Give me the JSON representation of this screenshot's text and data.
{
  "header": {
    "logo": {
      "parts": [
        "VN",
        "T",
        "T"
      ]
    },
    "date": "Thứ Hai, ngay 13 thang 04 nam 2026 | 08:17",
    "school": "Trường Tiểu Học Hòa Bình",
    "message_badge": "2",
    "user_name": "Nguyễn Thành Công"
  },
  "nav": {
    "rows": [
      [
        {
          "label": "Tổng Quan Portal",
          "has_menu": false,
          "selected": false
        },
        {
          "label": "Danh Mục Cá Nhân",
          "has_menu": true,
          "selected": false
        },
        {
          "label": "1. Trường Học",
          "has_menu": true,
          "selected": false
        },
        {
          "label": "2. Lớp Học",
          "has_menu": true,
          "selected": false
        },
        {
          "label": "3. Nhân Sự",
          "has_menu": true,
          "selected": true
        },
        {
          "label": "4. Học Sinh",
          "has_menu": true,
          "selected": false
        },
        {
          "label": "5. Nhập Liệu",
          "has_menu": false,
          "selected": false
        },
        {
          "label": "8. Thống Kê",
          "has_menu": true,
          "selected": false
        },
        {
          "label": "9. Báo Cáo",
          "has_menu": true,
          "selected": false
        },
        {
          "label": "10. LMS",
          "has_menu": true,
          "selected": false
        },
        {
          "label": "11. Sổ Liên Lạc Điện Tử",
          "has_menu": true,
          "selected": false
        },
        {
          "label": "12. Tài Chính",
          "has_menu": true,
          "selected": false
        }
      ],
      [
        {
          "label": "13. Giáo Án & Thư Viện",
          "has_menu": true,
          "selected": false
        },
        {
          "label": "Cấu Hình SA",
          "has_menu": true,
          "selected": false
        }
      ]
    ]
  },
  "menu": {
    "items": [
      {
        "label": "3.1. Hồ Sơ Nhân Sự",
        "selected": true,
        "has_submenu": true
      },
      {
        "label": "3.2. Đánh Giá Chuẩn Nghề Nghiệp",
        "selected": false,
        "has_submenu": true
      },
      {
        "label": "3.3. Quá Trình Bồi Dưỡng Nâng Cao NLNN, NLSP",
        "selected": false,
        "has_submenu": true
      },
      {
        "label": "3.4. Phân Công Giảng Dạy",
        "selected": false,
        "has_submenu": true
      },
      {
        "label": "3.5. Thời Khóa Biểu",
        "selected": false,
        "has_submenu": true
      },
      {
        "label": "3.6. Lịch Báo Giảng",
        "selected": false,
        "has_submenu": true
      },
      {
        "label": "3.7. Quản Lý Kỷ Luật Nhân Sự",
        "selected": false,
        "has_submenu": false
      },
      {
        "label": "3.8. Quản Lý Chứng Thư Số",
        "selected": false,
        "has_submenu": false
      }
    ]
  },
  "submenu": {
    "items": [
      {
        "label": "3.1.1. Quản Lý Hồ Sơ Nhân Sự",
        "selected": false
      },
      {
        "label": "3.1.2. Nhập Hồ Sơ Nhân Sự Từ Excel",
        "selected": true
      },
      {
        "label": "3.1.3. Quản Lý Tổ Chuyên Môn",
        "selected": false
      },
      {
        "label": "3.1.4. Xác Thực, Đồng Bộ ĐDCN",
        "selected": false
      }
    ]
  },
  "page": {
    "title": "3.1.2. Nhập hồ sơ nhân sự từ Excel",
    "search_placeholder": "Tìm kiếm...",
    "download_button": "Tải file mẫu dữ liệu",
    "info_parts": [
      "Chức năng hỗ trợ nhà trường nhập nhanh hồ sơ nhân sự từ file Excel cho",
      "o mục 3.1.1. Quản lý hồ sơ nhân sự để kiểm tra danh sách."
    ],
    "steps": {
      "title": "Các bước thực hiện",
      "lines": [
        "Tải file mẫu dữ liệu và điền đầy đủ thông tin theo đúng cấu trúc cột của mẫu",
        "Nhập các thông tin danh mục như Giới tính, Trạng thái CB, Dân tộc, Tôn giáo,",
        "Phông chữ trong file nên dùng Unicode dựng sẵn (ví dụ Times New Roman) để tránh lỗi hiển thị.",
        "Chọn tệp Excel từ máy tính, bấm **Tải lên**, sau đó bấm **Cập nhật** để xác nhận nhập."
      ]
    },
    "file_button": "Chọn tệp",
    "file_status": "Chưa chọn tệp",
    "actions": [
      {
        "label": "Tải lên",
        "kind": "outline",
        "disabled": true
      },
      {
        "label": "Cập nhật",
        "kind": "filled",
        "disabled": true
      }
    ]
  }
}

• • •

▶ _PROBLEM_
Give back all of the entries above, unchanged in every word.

▶ _YOUR RESPONSE_
Give me the JSON representation of this screenshot's text and data.
{
  "header": {
    "logo": {
      "parts": [
        "VN",
        "T",
        "T"
      ]
    },
    "date": "Thứ Hai, ngay 13 thang 04 nam 2026 | 08:17",
    "school": "Trường Tiểu Học Hòa Bình",
    "message_badge": "2",
    "user_name": "Nguyễn Thành Công"
  },
  "nav": {
    "rows": [
      [
        {
          "label": "Tổng Quan Portal",
          "has_menu": false,
          "selected": false
        },
        {
          "label": "Danh Mục Cá Nhân",
          "has_menu": true,
          "selected": false
        },
        {
          "label": "1. Trường Học",
          "has_menu": true,
          "selected": false
        },
        {
          "label": "2. Lớp Học",
          "has_menu": true,
          "selected": false
        },
        {
          "label": "3. Nhân Sự",
          "has_menu": true,
          "selected": true
        },
        {
          "label": "4. Học Sinh",
          "has_menu": true,
          "selected": false
        },
        {
          "label": "5. Nhập Liệu",
          "has_menu": false,
          "selected": false
        },
        {
          "label": "8. Thống Kê",
          "has_menu": true,
          "selected": false
        },
        {
          "label": "9. Báo Cáo",
          "has_menu": true,
          "selected": false
        },
        {
          "label": "10. LMS",
          "has_menu": true,
          "selected": false
        },
        {
          "label": "11. Sổ Liên Lạc Điện Tử",
          "has_menu": true,
          "selected": false
        },
        {
          "label": "12. Tài Chính",
          "has_menu": true,
          "selected": false
        }
      ],
      [
        {
          "label": "13. Giáo Án & Thư Viện",
          "has_menu": true,
          "selected": false
        },
        {
          "label": "Cấu Hình SA",
          "has_menu": true,
          "selected": false
        }
      ]
    ]
  },
  "menu": {
    "items": [
      {
        "label": "3.1. Hồ Sơ Nhân Sự",
        "selected": true,
        "has_submenu": true
      },
      {
        "label": "3.2. Đánh Giá Chuẩn Nghề Nghiệp",
        "selected": false,
        "has_submenu": true
      },
      {
        "label": "3.3. Quá Trình Bồi Dưỡng Nâng Cao NLNN, NLSP",
        "selected": false,
        "has_submenu": true
      },
      {
        "label": "3.4. Phân Công Giảng Dạy",
        "selected": false,
        "has_submenu": true
      },
      {
        "label": "3.5. Thời Khóa Biểu",
        "selected": false,
        "has_submenu": true
      },
      {
        "label": "3.6. Lịch Báo Giảng",
        "selected": false,
        "has_submenu": true
      },
      {
        "label": "3.7. Quản Lý Kỷ Luật Nhân Sự",
        "selected": false,
        "has_submenu": false
      },
      {
        "label": "3.8. Quản Lý Chứng Thư Số",
        "selected": false,
        "has_submenu": false
      }
    ]
  },
  "submenu": {
    "items": [
      {
        "label": "3.1.1. Quản Lý Hồ Sơ Nhân Sự",
        "selected": false
      },
      {
        "label": "3.1.2. Nhập Hồ Sơ Nhân Sự Từ Excel",
        "selected": true
      },
      {
        "label": "3.1.3. Quản Lý Tổ Chuyên Môn",
        "selected": false
      },
      {
        "label": "3.1.4. Xác Thực, Đồng Bộ ĐDCN",
        "selected": false
      }
    ]
  },
  "page": {
    "title": "3.1.2. Nhập hồ sơ nhân sự từ Excel",
    "search_placeholder": "Tìm kiếm...",
    "download_button": "Tải file mẫu dữ liệu",
    "info_parts": [
      "Chức năng hỗ trợ nhà trường nhập nhanh hồ sơ nhân sự từ file Excel cho",
      "o mục 3.1.1. Quản lý hồ sơ nhân sự để kiểm tra danh sách."
    ],
    "steps": {
      "title": "Các bước thực hiện",
      "lines": [
        "Tải file mẫu dữ liệu và điền đầy đủ thông tin theo đúng cấu trúc cột của mẫu",
        "Nhập các thông tin danh mục như Giới tính, Trạng thái CB, Dân tộc, Tôn giáo,",
        "Phông chữ trong file nên dùng Unicode dựng sẵn (ví dụ Times New Roman) để tránh lỗi hiển thị.",
        "Chọn tệp Excel từ máy tính, bấm **Tải lên**, sau đó bấm **Cập nhật** để xác nhận nhập."
      ]
    },
    "file_button": "Chọn tệp",
    "file_status": "Chưa chọn tệp",
    "actions": [
      {
        "label": "Tải lên",
        "kind": "outline",
        "disabled": true
      },
      {
        "label": "Cập nhật",
        "kind": "filled",
        "disabled": true
      }
    ]
  }
}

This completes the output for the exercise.